Dairy is high in whey protein, which has a protective effect against non-alcoholic fatty liver, at least in rats. A study found that whey protein is good for the liver in rats and helped prevent fatty infiltration while reducing their final body weight. Keep your dairy choices low-fat and you’ll love the results.
We keep hearing coffee is good for you and then we hear that it’s bad. One thing we know is that coffee drinkers with fatty liver disease have less liver damage.
| Related: 12 Ways to Make Your Liver Healthy and Fight NAFLD |
Coffee may be responsible for lower abnormal liver enzymes in people who otherwise are at risk for fatty liver disease.
This beverage is a big trend and there’s a good reason why: Green tea helps with fat absorption, lowers cholesterol, aids in sleep. It has also been shown to help fight heart disease, cancer, arthritis, and fatty liver disease.
The Bottom Line
Fatty liver disease is prevalent across the United States. Both non-alcoholic and alcoholic versions can be treated by diet changes. As of yet, there are no drugs on the market for fatty liver disease, so diet is really the first line of defense.
Making changes in your diet to include foods that are lower in trans fats, added sugars, higher in vegetables and fresh fruits, and avoiding alcohol is a great start toward eating to protect your liver.

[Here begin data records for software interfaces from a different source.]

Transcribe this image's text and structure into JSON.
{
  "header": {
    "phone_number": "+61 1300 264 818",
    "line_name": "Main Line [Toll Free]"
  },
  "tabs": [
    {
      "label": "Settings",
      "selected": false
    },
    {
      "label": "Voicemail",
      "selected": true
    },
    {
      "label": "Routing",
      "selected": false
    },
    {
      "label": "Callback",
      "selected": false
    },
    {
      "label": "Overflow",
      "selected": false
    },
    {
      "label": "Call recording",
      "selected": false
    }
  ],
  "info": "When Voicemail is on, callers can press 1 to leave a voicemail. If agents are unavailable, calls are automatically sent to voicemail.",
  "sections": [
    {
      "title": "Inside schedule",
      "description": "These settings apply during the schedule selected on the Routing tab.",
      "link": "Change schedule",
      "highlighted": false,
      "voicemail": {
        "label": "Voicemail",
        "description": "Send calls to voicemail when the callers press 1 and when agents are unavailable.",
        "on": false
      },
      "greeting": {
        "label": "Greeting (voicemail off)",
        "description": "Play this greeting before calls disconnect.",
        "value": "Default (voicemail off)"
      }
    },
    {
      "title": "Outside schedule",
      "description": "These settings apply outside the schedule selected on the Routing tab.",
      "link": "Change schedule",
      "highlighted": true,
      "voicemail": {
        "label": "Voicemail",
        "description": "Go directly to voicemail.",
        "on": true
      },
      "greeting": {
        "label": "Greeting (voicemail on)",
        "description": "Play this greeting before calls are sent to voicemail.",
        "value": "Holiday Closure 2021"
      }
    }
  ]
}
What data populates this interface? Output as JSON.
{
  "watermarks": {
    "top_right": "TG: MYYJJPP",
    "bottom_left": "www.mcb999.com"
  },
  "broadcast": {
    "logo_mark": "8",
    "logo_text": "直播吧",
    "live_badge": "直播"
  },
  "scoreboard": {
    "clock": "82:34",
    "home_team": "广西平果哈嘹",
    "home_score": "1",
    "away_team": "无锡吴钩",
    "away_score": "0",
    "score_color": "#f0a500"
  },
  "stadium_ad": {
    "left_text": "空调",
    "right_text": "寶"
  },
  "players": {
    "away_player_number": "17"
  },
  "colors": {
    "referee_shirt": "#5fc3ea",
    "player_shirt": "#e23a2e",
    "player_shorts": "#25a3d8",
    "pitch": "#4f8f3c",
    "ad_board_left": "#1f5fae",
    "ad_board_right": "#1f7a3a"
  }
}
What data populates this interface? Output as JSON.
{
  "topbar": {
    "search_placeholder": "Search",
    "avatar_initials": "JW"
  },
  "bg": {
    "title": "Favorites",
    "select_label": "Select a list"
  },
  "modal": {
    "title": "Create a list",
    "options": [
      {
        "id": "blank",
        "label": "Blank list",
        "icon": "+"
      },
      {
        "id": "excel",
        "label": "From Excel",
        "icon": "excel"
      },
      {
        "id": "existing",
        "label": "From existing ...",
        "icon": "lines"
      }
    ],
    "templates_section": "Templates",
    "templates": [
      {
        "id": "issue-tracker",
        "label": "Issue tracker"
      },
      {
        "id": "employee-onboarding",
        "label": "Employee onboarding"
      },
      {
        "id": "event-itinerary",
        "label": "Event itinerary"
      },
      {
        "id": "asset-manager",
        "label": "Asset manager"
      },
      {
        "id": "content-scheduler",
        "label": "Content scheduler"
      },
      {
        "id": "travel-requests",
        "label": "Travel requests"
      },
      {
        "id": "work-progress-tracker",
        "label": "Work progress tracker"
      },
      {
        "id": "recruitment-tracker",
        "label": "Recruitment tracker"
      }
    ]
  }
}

The key here is really adopting a healthy approach to food and alcohol before any damage is done.